Not only did they complain constantly, but periodically they attacked their younger brother Nephi, whose faith was powerful and who would later take over his father’s role as the prophet and lead the righteous among the family. Sometimes they even tried to murder him.
Periodically, God sent angels to stop the persecution and to warn the brothers to behave and to accept Nephi as their leader. Often, when we read this, we’re astounded that despite having seen angels and having been told by these angels that all which had happened was God’s will, the brothers still refused to believe. They would stop only momentarily, but very soon, returned to their whining and persecuting.
1 Nephi 3: 29-31: 29 And it came to pass as they smote us with a rod, behold, an angel of the Lord came and stood before them, and he spake unto them, saying: Why do ye smite your younger brother with a rod? Know ye not that the Lord hath chosen him to be a ruler over you, and this because of your iniquities? Behold ye shall go up to Jerusalem again, and the Lord will deliver Laban into your hands.
30 And after the angel had spoken unto us, he departed.
31 And after the angel had departed, Laman and Lemuel again began to murmur, saying: How is it possible that the Lord will deliver Laban into our hands? Behold, he is a mighty man, and he can command fifty, yea, even he can slay fifty; then why not us?
Wouldn’t it seem that if an angel said you could do it, you’d believe it? Nephi, only a teenager at this time, was also puzzled. “…ye also know that an angel hath spoken unto you; wherefore can ye doubt?” (1 Nephi 4:3)
However, Nephi hadn’t waited for an angel to convert him. When they were in the wilderness and Laman and Lemuel started murmuring, Nephi chose a different path. “And it came to pass that I, Nephi, being exceedingly young, nevertheless being large in stature, and also having great desires to know of the mysteries of God, wherefore, I did cry unto the Lord; and behold he did visit me, and did soften my heart that I did believe all the words which had been spoken by my father; wherefore, I did not rebel against him like unto my brothers. (1 Nephi 2: 16)
It is clear, as you read about Nephi, that he had begun to develop his faith long ago, long before it was put to the test. He had also begun to develop his obedient nature long before. When the trial of faith came, he was ready and he chose the appropriate path because he knew exactly what to do. Instead of whining, he turned to God to gain a testimony of the events that were taking place. However he might have initially felt about his father’s announcement, he sought spiritual guidance and then obeyed it.
It was because he initiated the search for answers , and because he had, as he said, great desires to understand God, that he could not be sidetracked from the correct path.

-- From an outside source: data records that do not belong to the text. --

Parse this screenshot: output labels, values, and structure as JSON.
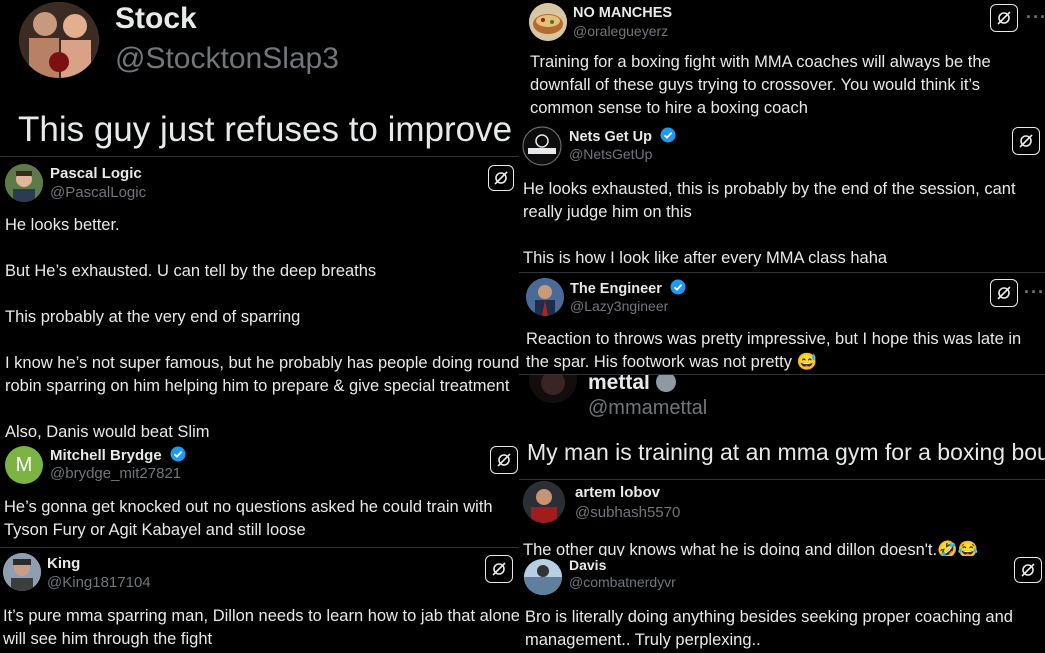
{
  "left": {
    "header": {
      "name": "Stock",
      "handle": "@StocktonSlap3",
      "text": "This guy just refuses to improve"
    },
    "tweets": [
      {
        "name": "Pascal Logic",
        "handle": "@PascalLogic",
        "verified": false,
        "text": "He looks better.\n\nBut He’s exhausted. U can tell by the deep breaths\n\nThis probably at the very end of sparring\n\nI know he’s not super famous, but he probably has people doing round robin sparring on him helping him to prepare & give special treatment\n\nAlso, Danis would beat Slim"
      },
      {
        "name": "Mitchell Brydge",
        "handle": "@brydge_mit27821",
        "avatar_letter": "M",
        "verified": true,
        "text": "He’s gonna get knocked out no questions asked he could train with Tyson Fury or Agit Kabayel and still loose"
      },
      {
        "name": "King",
        "handle": "@King1817104",
        "verified": false,
        "text": "It’s pure mma sparring man, Dillon needs to learn how to jab that alone will see him through the fight"
      }
    ]
  },
  "right": {
    "tweets": [
      {
        "name": "NO MANCHES",
        "handle": "@oralegueyerz",
        "verified": false,
        "text": "Training for a boxing fight with MMA coaches will always be the downfall of these guys trying to crossover. You would think it’s common sense to hire a boxing coach"
      },
      {
        "name": "Nets Get Up",
        "handle": "@NetsGetUp",
        "verified": true,
        "text": "He looks exhausted, this is probably by the end of the session, cant really judge him on this\n\nThis is how I look like after every MMA class haha"
      },
      {
        "name": "The Engineer",
        "handle": "@Lazy3ngineer",
        "verified": true,
        "text": "Reaction to throws was pretty impressive, but I hope this was late in the spar. His footwork was not pretty 😅"
      }
    ],
    "big": {
      "name": "mettal",
      "handle": "@mmamettal",
      "text": "My man is training at an mma gym for a boxing bout"
    },
    "tweets2": [
      {
        "name": "artem lobov",
        "handle": "@subhash5570",
        "text": "The other guy knows what he is doing and dillon doesn't.🤣😂"
      },
      {
        "name": "Davis",
        "handle": "@combatnerdyvr",
        "text": "Bro is literally doing anything besides seeking proper coaching and management.. Truly perplexing.."
      }
    ]
  },
  "more_label": "···",
  "colors": {
    "background": "#000000",
    "text": "#e7e9ea",
    "secondary": "#71767b",
    "verified": "#1d9bf0",
    "divider": "#2f3336"
  }
}
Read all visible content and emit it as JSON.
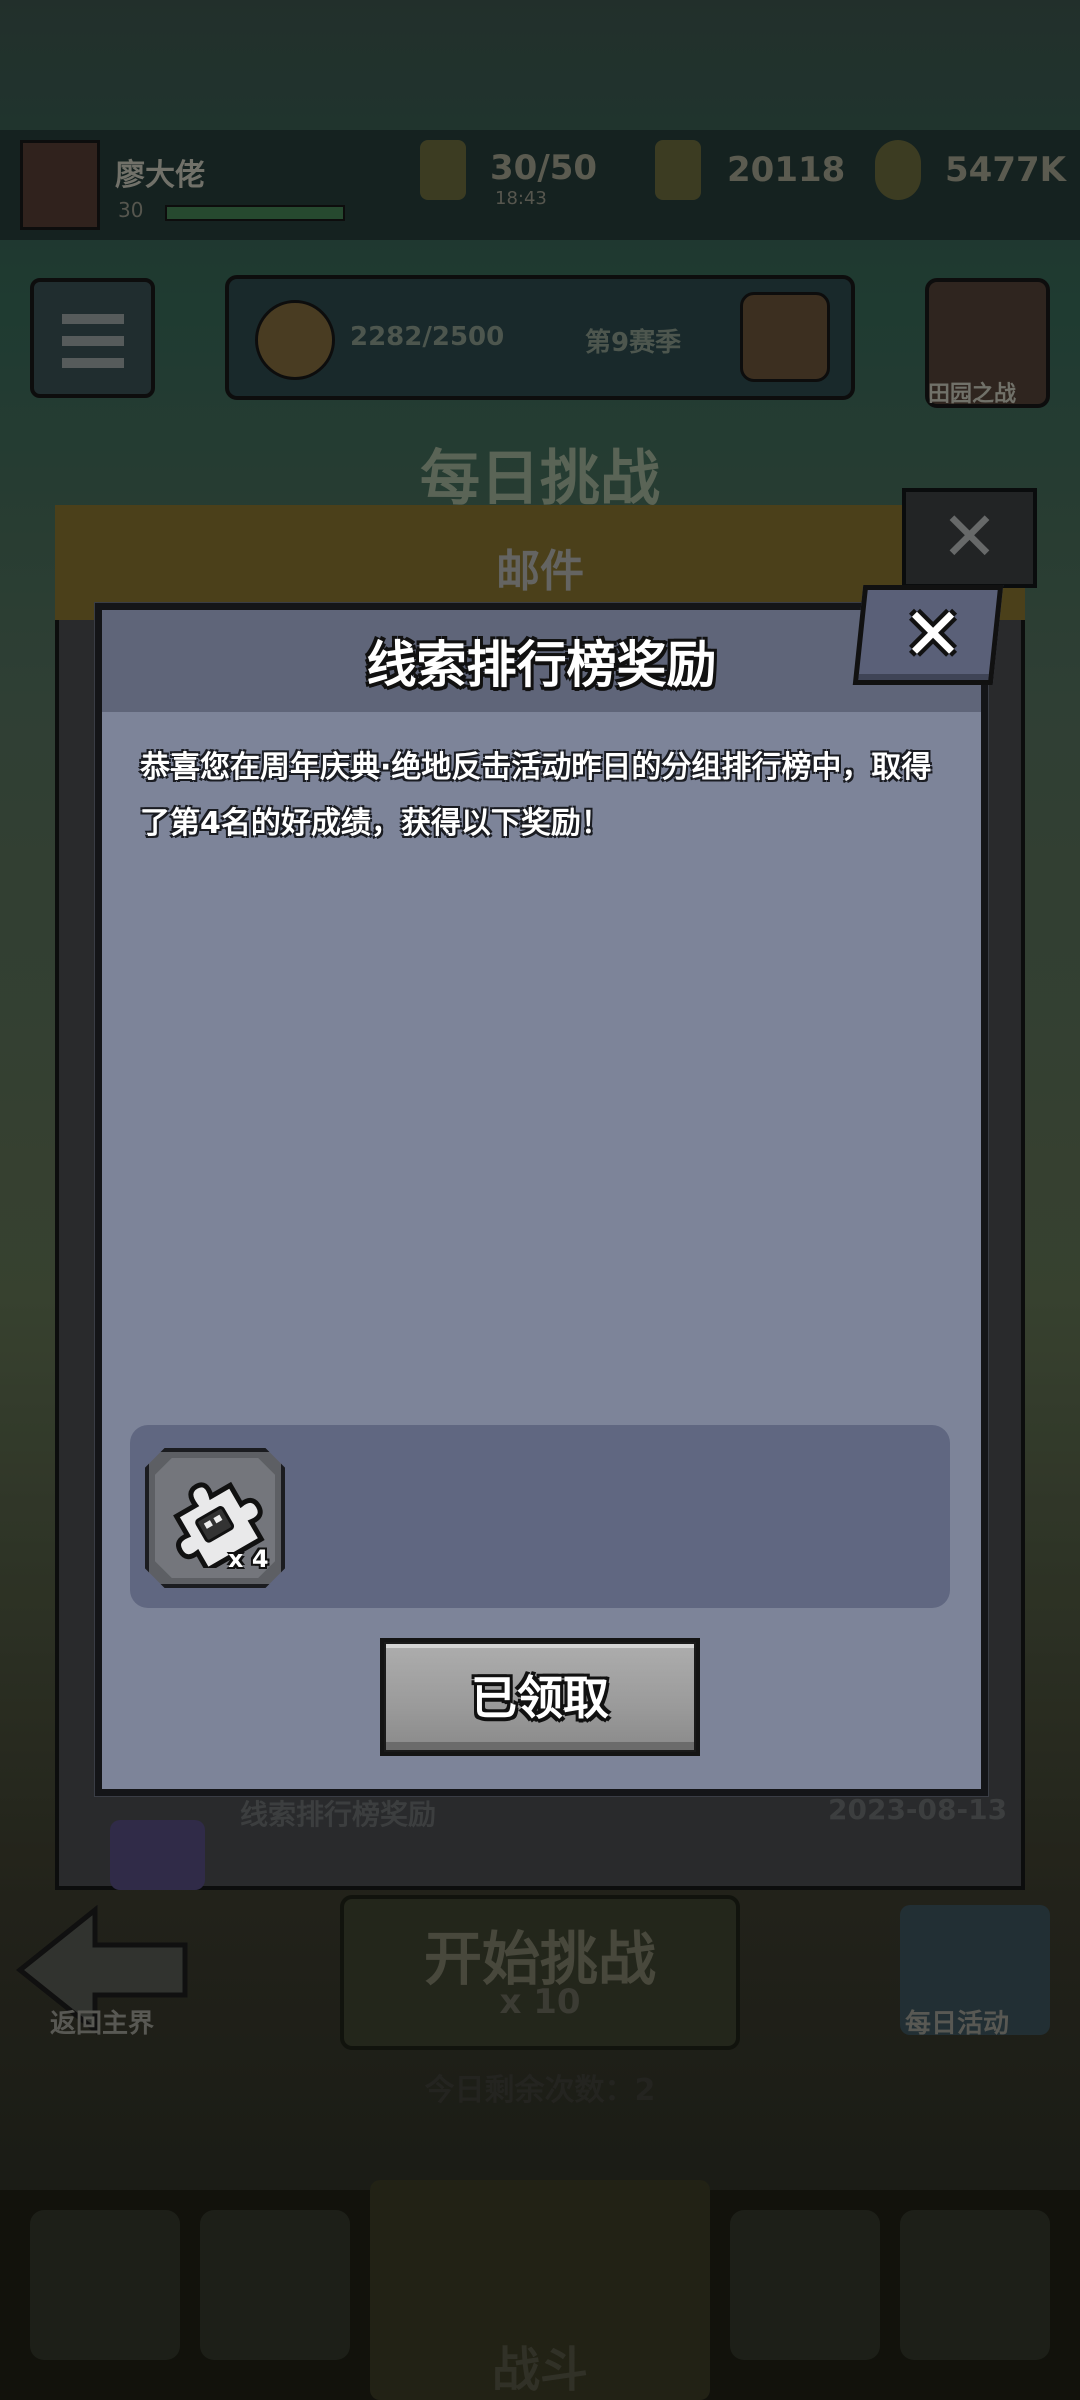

He obeyed God and trusted Him and so he was able to be fully converted.
Angels don’t convert. The spirit of God does, but to feel it, you must be living a worthy life, one which invites the Spirit to be with you at all times. If you’ve hardened your heart to the presence of God, you won’t hear or believe the answers He gives you.
To be certain of staying on the correct path, don’t wait for angels. Find your own answers through prayer and don’t wait for the angel.
President George Q. Cannon, a member of the first presidency in the 1800s, said of conversion by miracle: “It has been a matter of remark among those who have had experience in this Church that where men have been brought into the Church by such manifestations, it has required a constant succession of them to keep them in the Church; their faith has had to be constantly strengthened by witnessing some such manifestations; but where they have been convinced by the outpouring of the spirit of God, … they have been more likely to stand, more likely to endure persecution and trial than those who have been convinced through some supernatural manifestation.” Dallin H. Oaks, “Miracles,” Ensign, Jun 2001, 6
Terrie Lynn Bittner
The late Terrie Lynn Bittner—beloved wife, mother, grandmother, and friend—was the author of two homeschooling books and numerous articles, including several that appeared in Latter-day Saint magazines. She became a member of the Church at the age of 17 and began sharing her faith online in 1992.